Before you leave the United States
- Back up your data and keep a copy of it in a secure location. As possible, delete all sensitive information from your device (e.g. any sensitive personal information or proprietary institutional data, etc.) and password protect or encrypt anything that you cannot remove.
- Change your USC network password and change passwords for your frequently-accessed sites (e.g. email accounts, etc.). Ensure multi-factor authentication is installed and you have a way to use this mechanism while abroad.
- Update all software and ensure that you have up to date anti-virus, anti-spyware, and firewall software installed.
- Ensure that your internet browsers are set to not remember passwords.
- Turn off Bluetooth.
- Be aware that in some countries, businesses and/or governments may attempt to steal valuable intellectual information saved on your device. Be aware which countries carry a heightened risk for this activity and if visiting one, avoid bringing sensitive information.
While you are abroad
- Remember that at points of entry and exit, countries claim a right to search and seize your technology. If you experience this, comply with the official's request. Once there is a resolution, please contact USC.
- Remember that public networks should not be trusted.
- Remember that in some countries, governments may monitor your internet use without informing you.
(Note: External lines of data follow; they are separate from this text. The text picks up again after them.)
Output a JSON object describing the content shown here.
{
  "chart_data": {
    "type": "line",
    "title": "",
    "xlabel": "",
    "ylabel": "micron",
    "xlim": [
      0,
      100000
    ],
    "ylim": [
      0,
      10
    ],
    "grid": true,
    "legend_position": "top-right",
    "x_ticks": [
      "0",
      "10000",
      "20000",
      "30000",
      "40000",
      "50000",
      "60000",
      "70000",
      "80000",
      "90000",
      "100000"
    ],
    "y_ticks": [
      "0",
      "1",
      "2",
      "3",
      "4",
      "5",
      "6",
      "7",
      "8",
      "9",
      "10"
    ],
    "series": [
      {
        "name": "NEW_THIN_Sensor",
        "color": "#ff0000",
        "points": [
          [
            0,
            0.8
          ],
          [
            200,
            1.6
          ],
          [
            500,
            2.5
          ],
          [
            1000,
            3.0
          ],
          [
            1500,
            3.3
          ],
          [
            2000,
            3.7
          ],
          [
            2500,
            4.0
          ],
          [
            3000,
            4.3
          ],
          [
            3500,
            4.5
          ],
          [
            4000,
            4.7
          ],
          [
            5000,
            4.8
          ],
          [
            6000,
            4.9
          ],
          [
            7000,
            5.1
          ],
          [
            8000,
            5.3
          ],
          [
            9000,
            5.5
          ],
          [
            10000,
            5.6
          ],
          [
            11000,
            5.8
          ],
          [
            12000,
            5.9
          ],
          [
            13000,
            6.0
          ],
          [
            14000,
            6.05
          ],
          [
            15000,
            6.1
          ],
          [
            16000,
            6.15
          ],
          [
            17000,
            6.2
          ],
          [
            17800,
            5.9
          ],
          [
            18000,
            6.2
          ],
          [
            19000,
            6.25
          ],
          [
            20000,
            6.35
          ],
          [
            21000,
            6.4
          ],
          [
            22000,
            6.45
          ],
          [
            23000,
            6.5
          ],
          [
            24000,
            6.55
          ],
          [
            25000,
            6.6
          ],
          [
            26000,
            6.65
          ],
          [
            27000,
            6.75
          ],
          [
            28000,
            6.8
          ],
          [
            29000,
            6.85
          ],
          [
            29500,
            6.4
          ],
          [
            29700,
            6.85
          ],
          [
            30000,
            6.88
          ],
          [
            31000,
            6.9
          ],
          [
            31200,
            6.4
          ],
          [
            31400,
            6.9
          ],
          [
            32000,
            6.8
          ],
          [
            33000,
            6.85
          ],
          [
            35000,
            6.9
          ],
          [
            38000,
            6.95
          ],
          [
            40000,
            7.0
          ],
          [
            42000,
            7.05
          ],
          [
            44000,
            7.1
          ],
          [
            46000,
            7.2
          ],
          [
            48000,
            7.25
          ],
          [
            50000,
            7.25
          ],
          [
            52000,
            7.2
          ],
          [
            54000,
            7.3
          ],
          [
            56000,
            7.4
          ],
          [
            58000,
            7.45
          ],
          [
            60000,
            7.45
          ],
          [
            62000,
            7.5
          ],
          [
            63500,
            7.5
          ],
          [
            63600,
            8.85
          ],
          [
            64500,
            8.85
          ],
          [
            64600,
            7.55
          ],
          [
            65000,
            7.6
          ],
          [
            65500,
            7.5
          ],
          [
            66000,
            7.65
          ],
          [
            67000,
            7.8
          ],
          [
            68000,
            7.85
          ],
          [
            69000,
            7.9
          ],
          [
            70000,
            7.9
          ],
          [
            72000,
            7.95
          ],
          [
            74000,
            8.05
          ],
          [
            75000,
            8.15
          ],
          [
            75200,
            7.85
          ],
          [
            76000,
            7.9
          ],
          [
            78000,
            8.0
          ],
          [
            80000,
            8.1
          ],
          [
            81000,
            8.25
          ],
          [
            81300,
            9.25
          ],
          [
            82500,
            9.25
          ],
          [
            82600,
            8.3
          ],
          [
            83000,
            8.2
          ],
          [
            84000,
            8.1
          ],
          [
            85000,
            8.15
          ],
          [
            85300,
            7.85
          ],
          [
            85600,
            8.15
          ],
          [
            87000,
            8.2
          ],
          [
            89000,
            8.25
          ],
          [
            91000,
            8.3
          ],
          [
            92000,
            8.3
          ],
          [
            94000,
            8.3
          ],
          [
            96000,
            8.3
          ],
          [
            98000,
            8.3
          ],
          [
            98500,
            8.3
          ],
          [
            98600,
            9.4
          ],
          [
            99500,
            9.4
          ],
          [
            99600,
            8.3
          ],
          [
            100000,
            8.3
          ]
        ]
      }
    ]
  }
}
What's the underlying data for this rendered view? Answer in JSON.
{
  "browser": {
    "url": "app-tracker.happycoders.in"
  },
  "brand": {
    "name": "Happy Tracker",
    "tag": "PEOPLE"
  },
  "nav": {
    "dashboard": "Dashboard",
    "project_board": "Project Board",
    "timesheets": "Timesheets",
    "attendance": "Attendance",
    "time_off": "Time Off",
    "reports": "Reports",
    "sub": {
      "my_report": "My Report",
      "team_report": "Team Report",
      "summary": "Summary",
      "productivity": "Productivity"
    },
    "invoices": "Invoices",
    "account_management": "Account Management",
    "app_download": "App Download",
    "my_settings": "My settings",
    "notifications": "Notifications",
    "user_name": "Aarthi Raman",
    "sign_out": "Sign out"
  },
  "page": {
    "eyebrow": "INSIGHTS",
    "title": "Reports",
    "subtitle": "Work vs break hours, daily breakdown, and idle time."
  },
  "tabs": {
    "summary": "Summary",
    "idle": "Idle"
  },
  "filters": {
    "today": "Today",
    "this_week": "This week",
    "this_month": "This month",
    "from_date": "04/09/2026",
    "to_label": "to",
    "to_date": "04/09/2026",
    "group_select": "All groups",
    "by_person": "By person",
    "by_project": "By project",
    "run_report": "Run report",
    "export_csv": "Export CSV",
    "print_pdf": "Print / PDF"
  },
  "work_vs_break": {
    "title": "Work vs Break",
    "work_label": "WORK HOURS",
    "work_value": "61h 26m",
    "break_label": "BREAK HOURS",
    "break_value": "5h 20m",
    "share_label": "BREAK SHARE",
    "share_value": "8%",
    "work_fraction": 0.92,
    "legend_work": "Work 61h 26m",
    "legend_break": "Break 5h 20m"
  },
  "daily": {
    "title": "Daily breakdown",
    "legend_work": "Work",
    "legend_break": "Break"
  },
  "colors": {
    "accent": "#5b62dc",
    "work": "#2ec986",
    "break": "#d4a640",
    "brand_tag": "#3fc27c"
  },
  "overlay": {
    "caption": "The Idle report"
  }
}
Do not assume your internet presence or your internet conversations are private.
- Be cautious with your electronic devices at all times, especially in crowded and public places.
- Assume that any computer you use, other than your own, is unprotected.
After you return to the United States
- Change your USC network password and change passwords for your frequently-accessed sites (e.g. email accounts, social media etc.).
Photos & Videos
While nearly everyone looks forward to documenting their travelers through photography, it is important to keep certain cultural and legal considerations in mind, as norms around photography can greatly vary across the globe.
- In some areas, taking photographs of individuals (especially women) is considered culturally inappropriate and may cause offense. In other places, individuals may expect a tip if you take a photograph of them. At some cultural or religious sites, or in some museums, it may be inappropriate to take photographs or use selfie sticks. When in doubt, always ask before snapping a picture.
- Sometimes, there are legal issues surrounding photography. Do not take pictures of military facilities or in secure government facilities, such as the airport security line. Depending on where you are, it might be illegal to photograph government buildings or certain religious structures. If you see a sign or receive a warning not to take a photograph, abide by it. Ignoring such restrictions may result in the confiscation of your camera or even your arrest.